_Your objective_
Hunt through the lines below for the string "subtitle" and copy each one that has it.
**** Material supplied ****
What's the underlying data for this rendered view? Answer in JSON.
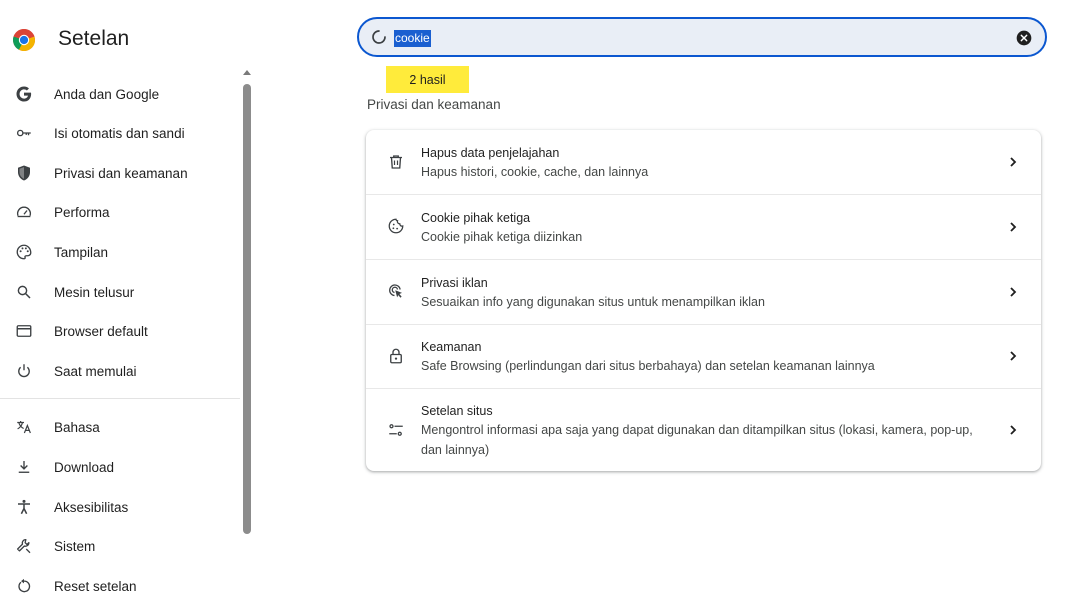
{
  "app": {
    "title": "Setelan"
  },
  "sidebar": {
    "items": [
      {
        "label": "Anda dan Google",
        "icon": "google-icon"
      },
      {
        "label": "Isi otomatis dan sandi",
        "icon": "key-icon"
      },
      {
        "label": "Privasi dan keamanan",
        "icon": "shield-icon"
      },
      {
        "label": "Performa",
        "icon": "gauge-icon"
      },
      {
        "label": "Tampilan",
        "icon": "palette-icon"
      },
      {
        "label": "Mesin telusur",
        "icon": "search-icon"
      },
      {
        "label": "Browser default",
        "icon": "browser-window-icon"
      },
      {
        "label": "Saat memulai",
        "icon": "power-icon"
      },
      {
        "label": "Bahasa",
        "icon": "translate-icon"
      },
      {
        "label": "Download",
        "icon": "download-icon"
      },
      {
        "label": "Aksesibilitas",
        "icon": "accessibility-icon"
      },
      {
        "label": "Sistem",
        "icon": "wrench-icon"
      },
      {
        "label": "Reset setelan",
        "icon": "reset-icon"
      }
    ]
  },
  "search": {
    "value": "cookie"
  },
  "results": {
    "count_label": "2 hasil"
  },
  "section": {
    "title": "Privasi dan keamanan"
  },
  "card": {
    "rows": [
      {
        "title": "Hapus data penjelajahan",
        "subtitle": "Hapus histori, cookie, cache, dan lainnya",
        "icon": "trash-icon"
      },
      {
        "title": "Cookie pihak ketiga",
        "subtitle": "Cookie pihak ketiga diizinkan",
        "icon": "cookie-icon"
      },
      {
        "title": "Privasi iklan",
        "subtitle": "Sesuaikan info yang digunakan situs untuk menampilkan iklan",
        "icon": "ad-privacy-icon"
      },
      {
        "title": "Keamanan",
        "subtitle": "Safe Browsing (perlindungan dari situs berbahaya) dan setelan keamanan lainnya",
        "icon": "lock-icon"
      },
      {
        "title": "Setelan situs",
        "subtitle": "Mengontrol informasi apa saja yang dapat digunakan dan ditampilkan situs (lokasi, kamera, pop-up, dan lainnya)",
        "icon": "tune-icon"
      }
    ]
  },
  "colors": {
    "accent": "#0b57d0",
    "highlight": "#ffeb3b",
    "search_bg": "#e9eef6"
  }
}
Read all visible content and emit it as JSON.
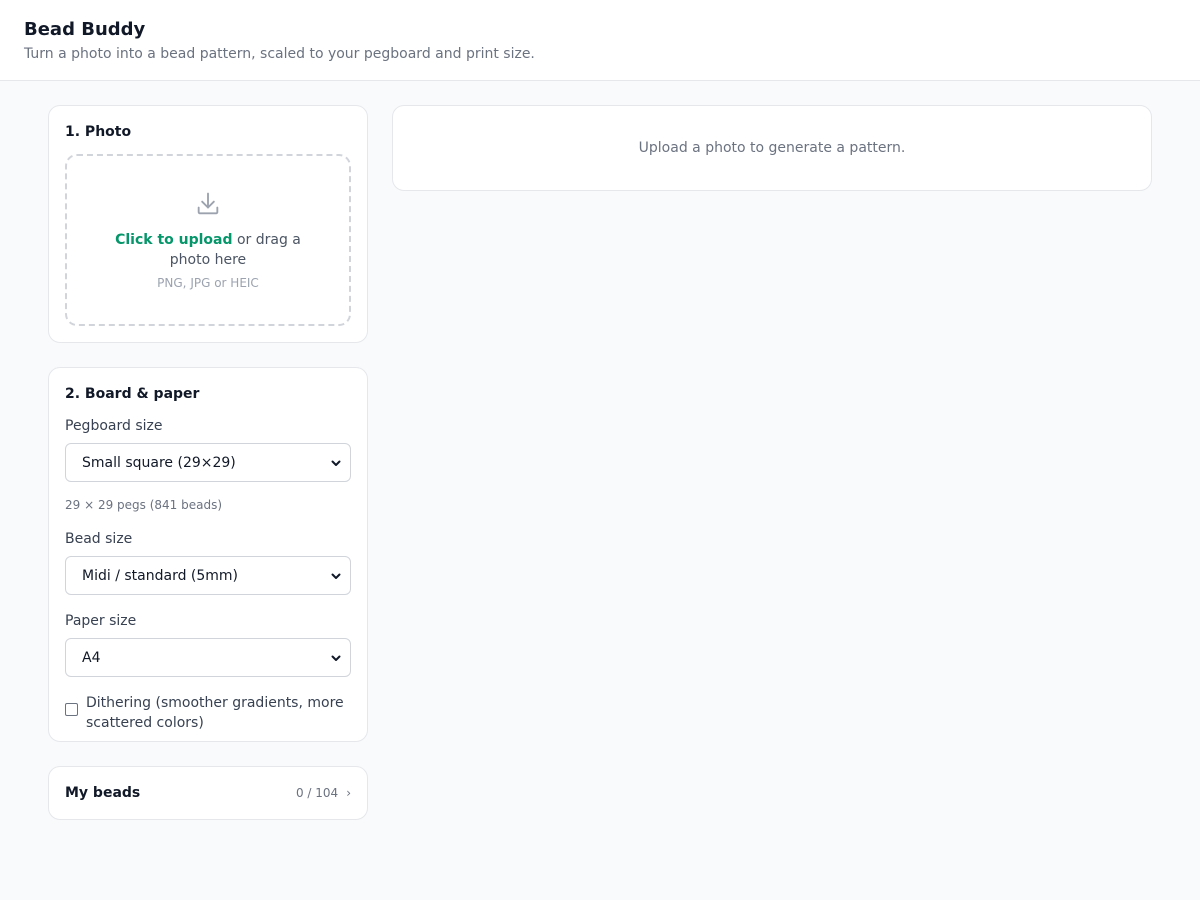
{
  "app": {
    "title": "Bead Buddy",
    "subtitle": "Turn a photo into a bead pattern, scaled to your pegboard and print size."
  },
  "photo": {
    "title": "1. Photo",
    "upload_link": "Click to upload",
    "upload_rest": " or drag a photo here",
    "formats": "PNG, JPG or HEIC",
    "icon": "download-icon"
  },
  "board": {
    "title": "2. Board & paper",
    "pegboard_label": "Pegboard size",
    "pegboard_value": "Small square (29×29)",
    "pegboard_helper": "29 × 29 pegs (841 beads)",
    "bead_label": "Bead size",
    "bead_value": "Midi / standard (5mm)",
    "paper_label": "Paper size",
    "paper_value": "A4",
    "dithering_label": "Dithering (smoother gradients, more scattered colors)",
    "dithering_checked": false
  },
  "beads": {
    "title": "My beads",
    "count": "0 / 104",
    "chevron": "›"
  },
  "preview": {
    "empty_text": "Upload a photo to generate a pattern."
  },
  "colors": {
    "accent": "#059669",
    "border": "#e5e7eb",
    "background": "#f9fafb"
  }
}
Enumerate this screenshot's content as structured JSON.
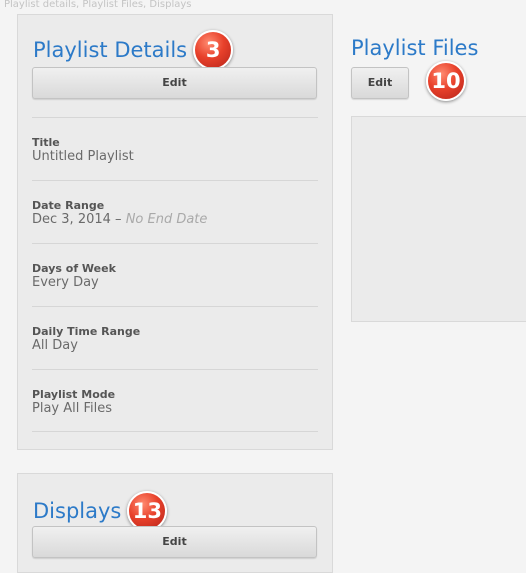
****
_Task solution_
        "subtitle": "Hapus histori, cookie, cache, dan lainnya",
        "subtitle": "Cookie pihak ketiga diizinkan",
        "subtitle": "Sesuaikan info yang digunakan situs untuk menampilkan iklan",
        "subtitle": "Safe Browsing (perlindungan dari situs berbahaya) dan setelan keamanan lainnya",
        "subtitle": "Mengontrol informasi apa saja yang dapat digunakan dan ditampilkan situs (lokasi, kamera, pop-up, dan lainnya)",
    "subtitle": "Turn a photo into a bead pattern, scaled to your pegboard and print size."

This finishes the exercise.